Notes on Lab #2
- You can get the instructions
here, and the entire set of .MDL files for this and future labs by right-clicking
here and saving the zipfile to a convenient location, then unzipping it. Then when the instructions
say “download the file ____ from the text's website”, you can just drag it from the folder.
The textbook section numbers in the instructions refer to the previous edition,
but you don't need to refer to the book to do the lab.
- Note that 100e1.01t is not
100 × 101.01t; this e is the natural base e
(approxmiately 2.718), corresponding to the EXP function.
- For this lab you should turn in a single .PDF writeup file, as well as
individual model files. Because there will be so many files, please first
create a folder in your Sakai dropbox with an appropriate name (lab2), and then
put the following files into that folder as you work through the lab:
Don't worry if you don't complete all of these. The point of these first
few labs is to get familiar with Vensim. I'd rather have you work slowly and
steadily, understanding what you're doing at every step, making nice
clean models with no lines crossing, and putting the correct titles at
the top of each model.
- In your writeup (PDF) file, please include the following, with appropriate
label or brief description:
- Graph for population and growth_rate (page 4)
- Graph for population and table for growth,
removal, and population (page 5)
- Answer to Quick Review Question 6 (page 6)
- Graph for for logcical_AND (page 7, "Run the simulation and
observe the effect...")
- Answers to Quick Review Question 11 parts b, c, d, f, h, i, j (pages 9-10)
- Answer to Quick Review Question 12 parts b, c, d, f, h, i, j (page 11)
- Answer to Quick Review Question 13 "Describe the shape of the graph and
explain the results" (page 13)
- Graph and table for the conveyor model
("Generate a graph for processing and a table containing processing
and total_out", page 13)
- Answers to Quick Review Question 14 (page 13)
- The instructions may be somewhat confusing.
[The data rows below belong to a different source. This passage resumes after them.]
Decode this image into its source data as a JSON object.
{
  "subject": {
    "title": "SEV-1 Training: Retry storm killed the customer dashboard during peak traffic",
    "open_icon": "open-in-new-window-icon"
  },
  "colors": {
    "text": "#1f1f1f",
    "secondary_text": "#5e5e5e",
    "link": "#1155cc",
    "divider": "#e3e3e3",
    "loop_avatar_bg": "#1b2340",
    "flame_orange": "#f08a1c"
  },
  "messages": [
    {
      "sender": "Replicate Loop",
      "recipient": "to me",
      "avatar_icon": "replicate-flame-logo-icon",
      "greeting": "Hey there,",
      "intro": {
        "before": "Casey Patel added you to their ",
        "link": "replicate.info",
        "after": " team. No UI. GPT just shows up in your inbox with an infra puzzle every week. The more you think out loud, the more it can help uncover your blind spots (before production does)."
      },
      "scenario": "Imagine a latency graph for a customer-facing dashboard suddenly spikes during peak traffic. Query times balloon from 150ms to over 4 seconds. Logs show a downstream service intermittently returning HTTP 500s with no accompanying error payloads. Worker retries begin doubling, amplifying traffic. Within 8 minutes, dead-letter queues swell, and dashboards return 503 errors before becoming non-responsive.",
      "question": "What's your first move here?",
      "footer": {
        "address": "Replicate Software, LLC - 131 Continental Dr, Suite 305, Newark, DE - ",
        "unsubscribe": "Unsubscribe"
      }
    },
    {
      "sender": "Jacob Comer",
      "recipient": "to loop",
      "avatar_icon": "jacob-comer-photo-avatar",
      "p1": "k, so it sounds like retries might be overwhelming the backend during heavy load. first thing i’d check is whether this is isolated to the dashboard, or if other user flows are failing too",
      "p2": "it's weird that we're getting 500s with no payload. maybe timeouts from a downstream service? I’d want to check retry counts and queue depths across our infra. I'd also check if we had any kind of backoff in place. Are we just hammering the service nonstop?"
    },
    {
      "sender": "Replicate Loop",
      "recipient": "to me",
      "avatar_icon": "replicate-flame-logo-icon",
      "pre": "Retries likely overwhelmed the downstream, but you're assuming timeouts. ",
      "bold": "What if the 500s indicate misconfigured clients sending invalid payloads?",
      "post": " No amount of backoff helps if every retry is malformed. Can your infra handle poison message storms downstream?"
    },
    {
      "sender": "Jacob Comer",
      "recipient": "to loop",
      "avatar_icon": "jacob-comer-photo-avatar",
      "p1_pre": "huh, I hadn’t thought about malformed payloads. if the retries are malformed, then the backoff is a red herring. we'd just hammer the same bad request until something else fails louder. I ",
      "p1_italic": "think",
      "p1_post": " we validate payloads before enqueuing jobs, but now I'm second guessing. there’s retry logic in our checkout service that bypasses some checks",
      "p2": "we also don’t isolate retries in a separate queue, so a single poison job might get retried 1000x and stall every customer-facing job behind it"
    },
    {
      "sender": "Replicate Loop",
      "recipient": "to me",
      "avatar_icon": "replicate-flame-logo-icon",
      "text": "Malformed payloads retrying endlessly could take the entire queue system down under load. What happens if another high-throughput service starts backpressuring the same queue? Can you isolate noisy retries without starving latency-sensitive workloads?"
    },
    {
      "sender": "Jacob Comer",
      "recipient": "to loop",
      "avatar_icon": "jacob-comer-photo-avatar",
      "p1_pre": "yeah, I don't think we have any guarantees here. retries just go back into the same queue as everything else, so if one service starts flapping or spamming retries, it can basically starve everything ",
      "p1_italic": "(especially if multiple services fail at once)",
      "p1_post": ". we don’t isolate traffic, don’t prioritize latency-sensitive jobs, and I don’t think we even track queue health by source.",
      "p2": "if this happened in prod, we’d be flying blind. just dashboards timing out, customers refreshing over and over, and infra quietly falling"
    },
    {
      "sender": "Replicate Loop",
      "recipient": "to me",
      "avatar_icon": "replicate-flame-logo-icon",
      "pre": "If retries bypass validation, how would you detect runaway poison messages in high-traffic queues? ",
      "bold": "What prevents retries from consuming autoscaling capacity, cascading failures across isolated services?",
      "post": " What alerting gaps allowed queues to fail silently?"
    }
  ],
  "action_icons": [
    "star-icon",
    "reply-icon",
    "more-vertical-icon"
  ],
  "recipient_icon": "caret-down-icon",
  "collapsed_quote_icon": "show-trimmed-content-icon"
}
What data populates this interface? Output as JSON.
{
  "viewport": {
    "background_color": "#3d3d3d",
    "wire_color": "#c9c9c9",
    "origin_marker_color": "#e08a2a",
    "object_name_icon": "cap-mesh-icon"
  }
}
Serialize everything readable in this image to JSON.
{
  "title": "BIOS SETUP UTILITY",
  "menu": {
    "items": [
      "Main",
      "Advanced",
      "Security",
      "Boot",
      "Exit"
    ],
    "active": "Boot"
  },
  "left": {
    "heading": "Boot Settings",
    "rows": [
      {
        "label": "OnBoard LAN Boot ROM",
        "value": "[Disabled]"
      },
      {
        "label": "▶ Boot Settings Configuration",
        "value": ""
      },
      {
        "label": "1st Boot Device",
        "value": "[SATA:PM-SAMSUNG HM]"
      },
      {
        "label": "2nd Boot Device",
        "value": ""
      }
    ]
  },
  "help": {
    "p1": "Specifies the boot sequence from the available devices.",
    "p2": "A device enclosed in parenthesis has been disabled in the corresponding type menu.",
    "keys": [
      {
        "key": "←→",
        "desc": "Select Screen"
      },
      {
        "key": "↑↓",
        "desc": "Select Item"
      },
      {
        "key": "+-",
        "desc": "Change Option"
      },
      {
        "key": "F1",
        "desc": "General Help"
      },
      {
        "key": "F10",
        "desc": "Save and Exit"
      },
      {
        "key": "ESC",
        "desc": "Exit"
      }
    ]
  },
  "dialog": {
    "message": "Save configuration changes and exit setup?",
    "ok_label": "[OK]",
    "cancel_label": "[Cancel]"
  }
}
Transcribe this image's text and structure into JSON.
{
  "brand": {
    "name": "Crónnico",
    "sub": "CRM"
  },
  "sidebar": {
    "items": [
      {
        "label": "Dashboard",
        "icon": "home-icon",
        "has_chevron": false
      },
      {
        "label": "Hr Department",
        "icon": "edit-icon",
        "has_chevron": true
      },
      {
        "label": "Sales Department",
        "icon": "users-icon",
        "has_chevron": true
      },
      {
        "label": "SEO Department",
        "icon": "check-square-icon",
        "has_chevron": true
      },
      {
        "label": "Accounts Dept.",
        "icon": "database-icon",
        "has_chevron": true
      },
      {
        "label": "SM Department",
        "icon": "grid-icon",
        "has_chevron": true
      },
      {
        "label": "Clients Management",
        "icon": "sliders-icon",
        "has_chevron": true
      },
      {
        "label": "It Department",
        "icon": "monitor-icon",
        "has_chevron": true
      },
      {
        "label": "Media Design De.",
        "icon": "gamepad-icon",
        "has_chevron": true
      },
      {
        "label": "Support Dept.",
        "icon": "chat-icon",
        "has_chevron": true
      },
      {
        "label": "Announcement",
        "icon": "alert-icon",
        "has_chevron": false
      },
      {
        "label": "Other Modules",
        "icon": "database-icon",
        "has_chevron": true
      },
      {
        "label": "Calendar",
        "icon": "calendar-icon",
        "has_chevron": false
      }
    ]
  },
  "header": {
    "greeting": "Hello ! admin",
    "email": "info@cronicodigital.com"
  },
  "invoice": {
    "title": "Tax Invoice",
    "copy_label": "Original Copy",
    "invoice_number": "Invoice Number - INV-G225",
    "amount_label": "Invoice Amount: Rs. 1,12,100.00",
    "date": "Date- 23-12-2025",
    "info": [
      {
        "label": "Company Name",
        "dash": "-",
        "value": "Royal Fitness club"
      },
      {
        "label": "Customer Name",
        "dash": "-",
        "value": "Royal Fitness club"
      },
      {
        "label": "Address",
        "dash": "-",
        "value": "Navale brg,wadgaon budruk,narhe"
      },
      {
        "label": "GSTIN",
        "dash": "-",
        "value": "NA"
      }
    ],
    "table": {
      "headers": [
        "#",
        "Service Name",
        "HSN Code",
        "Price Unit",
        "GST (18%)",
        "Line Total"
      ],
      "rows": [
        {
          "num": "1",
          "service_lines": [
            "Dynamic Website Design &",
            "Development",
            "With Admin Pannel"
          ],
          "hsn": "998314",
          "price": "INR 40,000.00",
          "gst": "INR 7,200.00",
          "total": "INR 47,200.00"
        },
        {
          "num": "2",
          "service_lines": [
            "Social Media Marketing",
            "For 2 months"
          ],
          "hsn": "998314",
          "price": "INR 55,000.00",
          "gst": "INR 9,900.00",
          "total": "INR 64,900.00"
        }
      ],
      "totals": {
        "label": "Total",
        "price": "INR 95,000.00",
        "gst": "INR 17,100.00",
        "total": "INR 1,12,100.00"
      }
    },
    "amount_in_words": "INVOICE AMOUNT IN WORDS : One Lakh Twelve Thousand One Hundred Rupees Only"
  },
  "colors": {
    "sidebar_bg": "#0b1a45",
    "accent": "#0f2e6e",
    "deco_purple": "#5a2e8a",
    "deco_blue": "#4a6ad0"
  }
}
Here are some hints:
- For the first model you'll build (unconstrainedError), the solution
already exists in the folder you downloaded. I encourage you to build your
own solution first, then compare it to the existing one.
- If a variable or other piece of text appears jumbled together, you can
fix it by clicking on the little variable tool and editing the
- For unconstrainedError, the value for result is what you
get from the population (from of the original model), and the value
for correct is what you
get from the analytical polution.
- When you rename and open the model for the first time, some of the variable
names and comments may be messed up. Variable names can be cleaned up by
clicking on the variable tool at the top and then clicking on the variable name.
Comments can (and should) be cleaned up and correct by right-clicking on them.
- It may be easier to run some of the models without eliminating all errors.
For example, in the unconstrainedError model, you'll get a model-check
error saying that the relative error was not used in the model, but this will
not prevent you from running the model and seeing the results.
- In the periodic model,
- Just as you did in unconstrainedError, use the "shadow" variable
<Time> as the value for t, in the formula
asin(2 π t/p) + h.
- You will have to set the growth_rate variable to have type
- For the constants a, p, and h, you can just plug the
appropriate values directly into the formula.
- For the PULSE_TRAIN model,
- the tutorial specifies initial_time,
width, interval, and end_time as the inputs. In the
version of VensimPLE you are using, these may show up with different names,
such as start, duration, repeattime and end.
- growth should have the same units as removal. For
amount_removed the units should be bacteria/Hour;
for init_removal_time, and
- It says to set frequency_of_removal to 8, but to see periodic
behavior within the eight-hour window, you'll need to set it to a smaller
- For logicalAND, one of
De Morgan's Laws
should help you fill in the blanks.
In general, a model is used when you don't
have an analytical (simple, single-formula) solution.
An analytical solution you may already know about is the Quadratic Formula for solving
ax2 + bx + c = 0; the analytical solution is
x = -b +/-√(b2-4ac) / 2a .
So why are we building a model here when we have an analytical solution?
Probably because we are learning about how to evaluate models with respect to
a correct answer. In a more realistic modeling situation, the correct answer
would be real-world data. Here, we're using an analytical solution instead.